The Grad Post Fall 2019, Student Spotlight, Ashley Thornton

Master of Public Administration

What drew you to Georgia Southern for your graduate studies?

I came to Georgia Southern for my undergrad…and just never left! I began working here as a student employee in Eagle Dining Services’ Catering Department and worked my way up to a full-time position after graduation. After a couple years, I was able to change jobs within the University and have now been the Administrative Specialist in the Office of the President for the past three years. The University offers a wonderful Tuition Assistance Program (TAP) which provides a great deal of help for employees pursuing additional education. Without this help, I never would have been able to attend graduate school. I am so thankful to Georgia Southern for that opportunity and for the support I’ve received from my office. I cannot wait to be a Double Eagle next Spring!

What are your Georgia Southern “points of pride?” What is one thing you are most proud of during your time here at Georgia Southern?

One of my biggest points of pride is the connections I’ve made and continue to make here. Since my own educational path was pretty twisty and non-traditional, I’m able to help guide other students and provide advice from a very unique perspective. It is very rare that I walk around campus and don’t see someone that I know, either through work or classes. That’s such a welcoming feeling that has made this place feel like “home” for many years now. I love being part of this community and doing my part (however small it may be) to make others feel that way.

Are you a part of an internship or co-op experience? What are you doing? What are you learning?

As a full-time employee in the public sector, I am considered an “in-service” student in my program, so my every day job resembles an unofficial co-op of sorts. Every single class that I have taken thus far in my program has given me tools and knowledge that I can use in my current career. Being both an employee and a student makes for a truly interesting and productive learning environment (even though it can be very tiring!). I have already experienced many of the things we learn about in class, but my classes go beyond and build upon those experiences. They are teaching me the actual theory and best practices that contribute to the larger picture of how public organizations work as a whole.

How is Georgia Southern preparing you for your future career?

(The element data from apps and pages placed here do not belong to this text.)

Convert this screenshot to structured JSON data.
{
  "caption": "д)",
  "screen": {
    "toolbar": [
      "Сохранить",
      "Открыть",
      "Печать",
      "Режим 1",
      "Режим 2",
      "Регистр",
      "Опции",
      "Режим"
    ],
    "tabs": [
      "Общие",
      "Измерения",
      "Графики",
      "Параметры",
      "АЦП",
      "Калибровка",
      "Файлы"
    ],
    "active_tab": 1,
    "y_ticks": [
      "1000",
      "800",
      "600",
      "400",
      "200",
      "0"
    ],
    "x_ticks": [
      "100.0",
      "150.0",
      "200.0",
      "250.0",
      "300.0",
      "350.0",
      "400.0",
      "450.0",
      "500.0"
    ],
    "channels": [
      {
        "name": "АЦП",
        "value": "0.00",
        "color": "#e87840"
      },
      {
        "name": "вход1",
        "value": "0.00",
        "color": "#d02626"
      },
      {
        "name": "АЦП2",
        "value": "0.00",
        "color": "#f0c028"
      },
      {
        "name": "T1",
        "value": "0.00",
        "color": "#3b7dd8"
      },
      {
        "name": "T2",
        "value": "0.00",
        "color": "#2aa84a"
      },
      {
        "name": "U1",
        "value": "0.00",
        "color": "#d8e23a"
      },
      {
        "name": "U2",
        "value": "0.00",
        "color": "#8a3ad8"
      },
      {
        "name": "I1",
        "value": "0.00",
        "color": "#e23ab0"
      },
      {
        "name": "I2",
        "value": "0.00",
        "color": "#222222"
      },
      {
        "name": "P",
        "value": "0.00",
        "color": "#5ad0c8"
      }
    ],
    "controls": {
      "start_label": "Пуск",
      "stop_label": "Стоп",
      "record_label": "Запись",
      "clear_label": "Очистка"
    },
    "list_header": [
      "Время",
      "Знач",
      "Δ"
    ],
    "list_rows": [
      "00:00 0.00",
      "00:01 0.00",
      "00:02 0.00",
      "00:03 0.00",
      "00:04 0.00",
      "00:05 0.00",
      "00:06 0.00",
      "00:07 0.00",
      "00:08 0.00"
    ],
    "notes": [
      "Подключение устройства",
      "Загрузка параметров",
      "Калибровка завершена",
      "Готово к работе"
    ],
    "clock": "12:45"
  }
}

My English undergraduate degree already laid a strong foundation by developing and honing my critical thinking, analytical, and communication skills. These skills will never become obsolete no matter what direction the workforce takes in the future. My graduate program is expanding even more upon that. The M.P.A. program focuses on how to be an effective and efficient manager in the public sector, but this degree also stretches beyond just a job at a public organization. It is all about learning how to be an effective leader in general, how to manage people and resources according to their best interests and assets, and how to build better relationships and better organizations no matter where that might lead you. I’m gaining another invaluable skillset that will guide me in my current job as well as any other career that I decide to pursue in the future.